  • Death by Adaptation: As with many other adaptations, Rochefort gets killed by D'Artagnan, while this doesn't happen in the novel (it happens in the following one Twenty Years After).
  • Distinguishing Mark: The Fleur-de-lis mark on Milady's shoulder, which means she's a former prostitute in this adaptation.
  • Gory Discretion Shot: There's a cut when Milady is executed by Athos, between the moment he lifts his sword and the moment she collapses.
  • Honey Trap: Milady's revenge involves seducing D'Artagnan.
  • Killed Offscreen: The Duke of Buckingham is assassinated offscreen by John Felton.
  • Lady in Red: Milady's second dress is red, with a very nice cleavage.
  • No One Gets Left Behind: Since they are True Companions with D'Artagnan, the Three Musketeers set out to save him after he's kidnapped.
  • Previously on…: The film opens on a recap of Part I, with the narrator recapitulating what happened in it over a montage of clips from it.
  • Revenge:

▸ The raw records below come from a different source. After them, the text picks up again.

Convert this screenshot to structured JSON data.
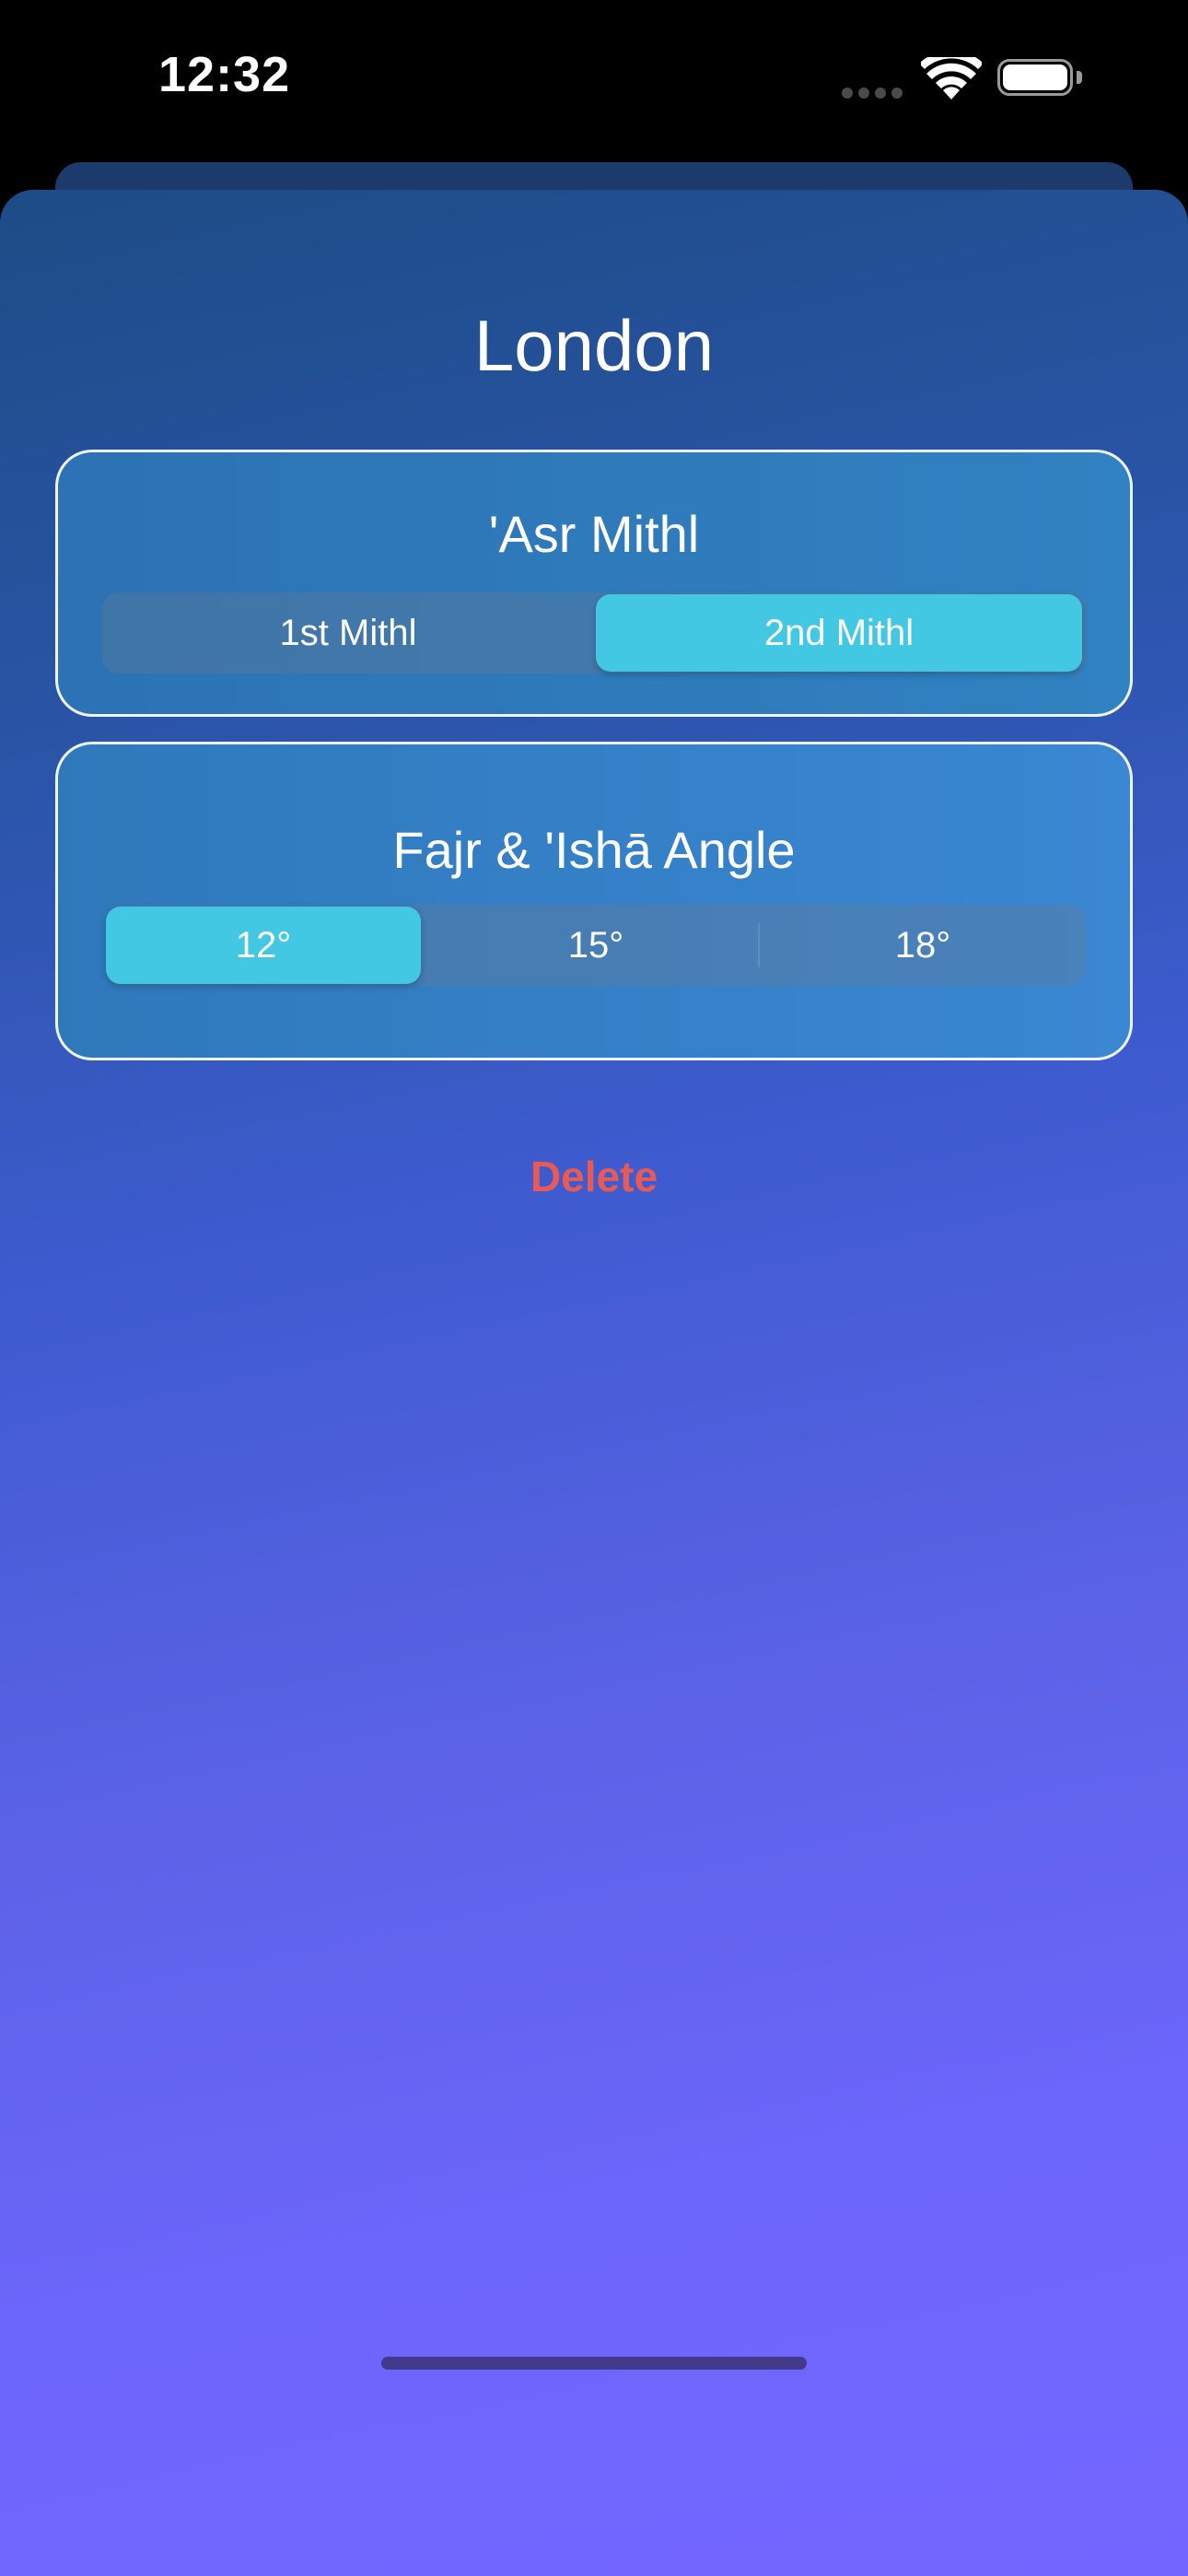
{
  "status_bar": {
    "time": "12:32"
  },
  "page": {
    "title": "London"
  },
  "asr_card": {
    "title": "'Asr Mithl",
    "options": [
      "1st Mithl",
      "2nd Mithl"
    ],
    "selected": "2nd Mithl"
  },
  "fajr_card": {
    "title": "Fajr & 'Ishā Angle",
    "options": [
      "12°",
      "15°",
      "18°"
    ],
    "selected": "12°"
  },
  "actions": {
    "delete_label": "Delete"
  },
  "colors": {
    "accent_selected": "#42c8e3",
    "delete": "#e85a55",
    "gradient_top": "#1d4c86",
    "gradient_bottom": "#7265ff"
  }
}
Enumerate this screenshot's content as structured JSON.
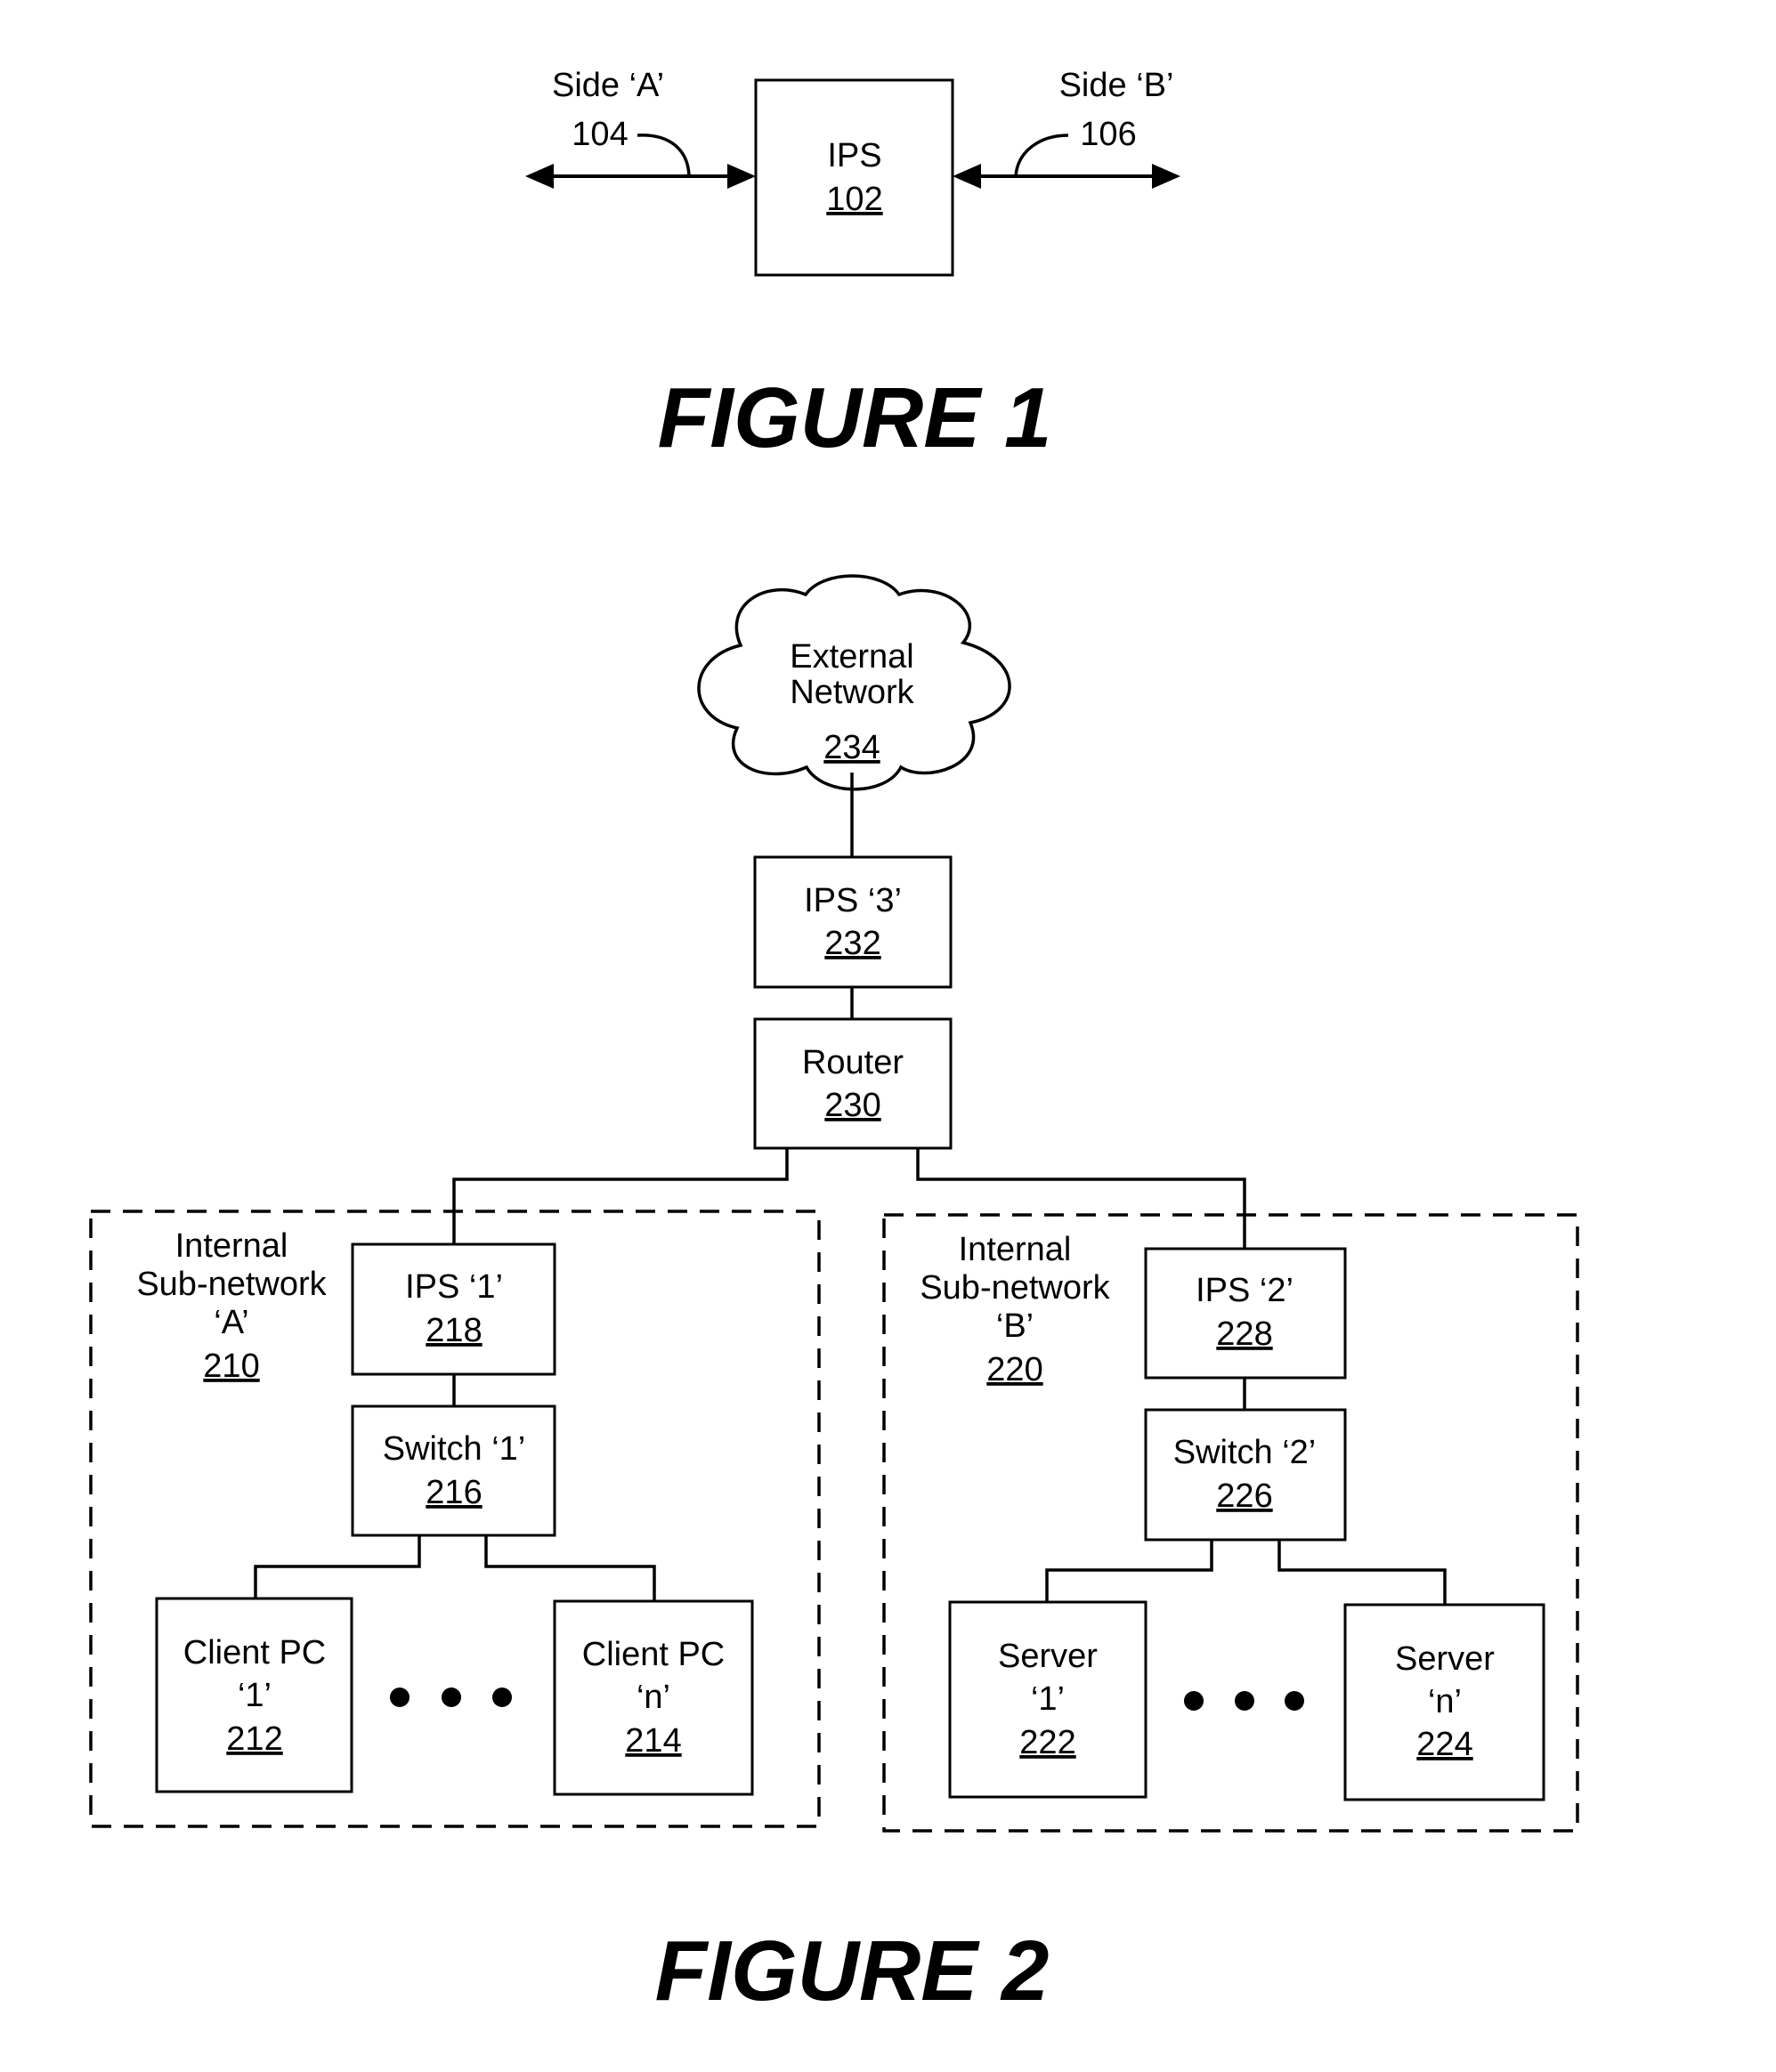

    • What Milady de Winter and Rochefort are out for after D'Artagnan thwarted their Evil Plan to humiliate the Queen in Première époque. Richelieu meanwhile takes a backseat while not preventing them from enacting their revenge, as he's busy dealing with the siege of La Rochelle.
    • Athos kills Milady eventually, as justice for the assassination of the Duke of Buckingham and the murder of Constance.
  • Revenge of the Sequel: The title means Milady's Revenge.
  • Roaring Rampage of Revenge: The furious chase after Milady at the end qualifies for the musketeers.
  • Spiteful Spit: Rochefort spits in D'Artagnan's face as the latter is held prisoner.
  • That Man Is Dead: When Athos is confronting his former wife, Milady, she calls him "Comte de la Fère". To which he answers that his name is Athos now, and that she "killed" la Fère long ago.
  • Tone Shift: There's much less humor in this film than in the first, some named characters die and Milady's scenes are Hotter and Sexier (while staying as chaste as possible, this was 1960s French popular cinema after all).
  • Touché: At the end, the Cardinal sends a sign of the hand to the Musketeers as they show up on time at the call to arms, after also receiving the news of the death of both Milady and Rochefort. Judging by his body language, that means he grudgingly admits the Musketeers won this time. But now they're being sent on assignment to the siege of La Rochelle, so they're part of other plans of his anyway.
  • Undying Loyalty: D'Artagnan is loyal to both the French Crown and Constance Bonacieux, which makes him refuse the Cardinal's offer to join his guards.
  • The Vamp: Milady, as an archetypal evil seductress.
  • With Us or Against Us: What the Cardinal tells to D'Artagnan when the latter refuses his offer to join his guards.
  • Would Hit a Girl: Athos ends up killing Milady.